Records for the exercise:
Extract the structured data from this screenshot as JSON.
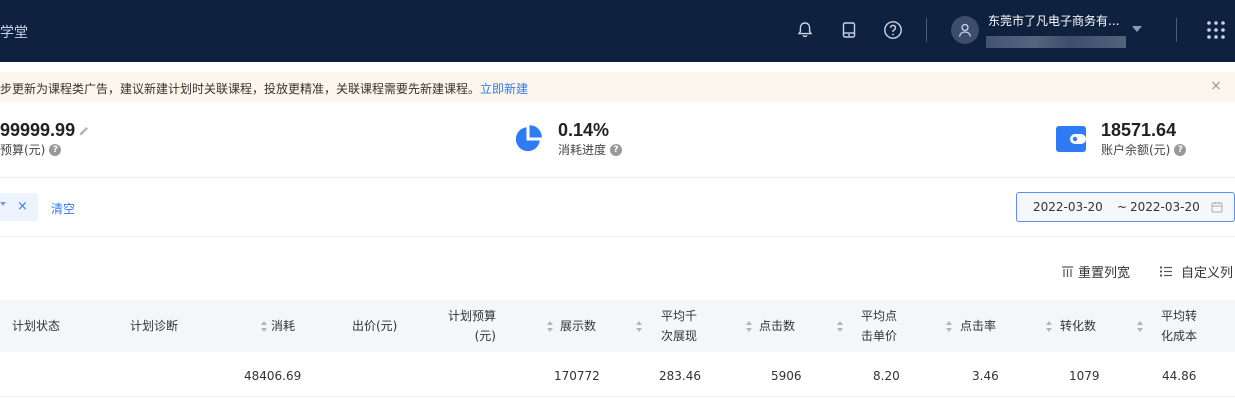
{
  "header": {
    "brand_text": "学堂",
    "account_name": "东莞市了凡电子商务有...",
    "icons": [
      "bell-icon",
      "tablet-icon",
      "help-circle-icon",
      "user-avatar-icon",
      "apps-grid-icon"
    ]
  },
  "notice": {
    "text": "步更新为课程类广告，建议新建计划时关联课程，投放更精准，关联课程需要先新建课程。",
    "link": "立即新建",
    "close": "×"
  },
  "stats": {
    "budget": {
      "value": "99999.99",
      "label": "预算(元)"
    },
    "progress": {
      "value": "0.14%",
      "label": "消耗进度",
      "fraction": 0.0014
    },
    "balance": {
      "value": "18571.64",
      "label": "账户余额(元)"
    }
  },
  "filter": {
    "tag_close": "×",
    "clear": "清空",
    "date_from": "2022-03-20",
    "date_sep": "~",
    "date_to": "2022-03-20"
  },
  "toolbar": {
    "reset_columns": "重置列宽",
    "custom_columns": "自定义列"
  },
  "table": {
    "headers": {
      "status": "计划状态",
      "diagnosis": "计划诊断",
      "cost": "消耗",
      "bid": "出价(元)",
      "budget_1": "计划预算",
      "budget_2": "(元)",
      "impressions": "展示数",
      "cpm_1": "平均千",
      "cpm_2": "次展现",
      "clicks": "点击数",
      "cpc_1": "平均点",
      "cpc_2": "击单价",
      "ctr": "点击率",
      "conversions": "转化数",
      "cpa_1": "平均转",
      "cpa_2": "化成本"
    },
    "row": {
      "cost": "48406.69",
      "impressions": "170772",
      "cpm": "283.46",
      "clicks": "5906",
      "cpc": "8.20",
      "ctr": "3.46",
      "conversions": "1079",
      "cpa": "44.86"
    }
  },
  "colors": {
    "topbar": "#0e2240",
    "accent": "#2f7bf5",
    "notice_bg": "#fdf6ec",
    "table_header_bg": "#f5f6f8"
  }
}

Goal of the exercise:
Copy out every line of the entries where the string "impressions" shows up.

Exercise response:
      "impressions": "展示数",
      "impressions": "170772",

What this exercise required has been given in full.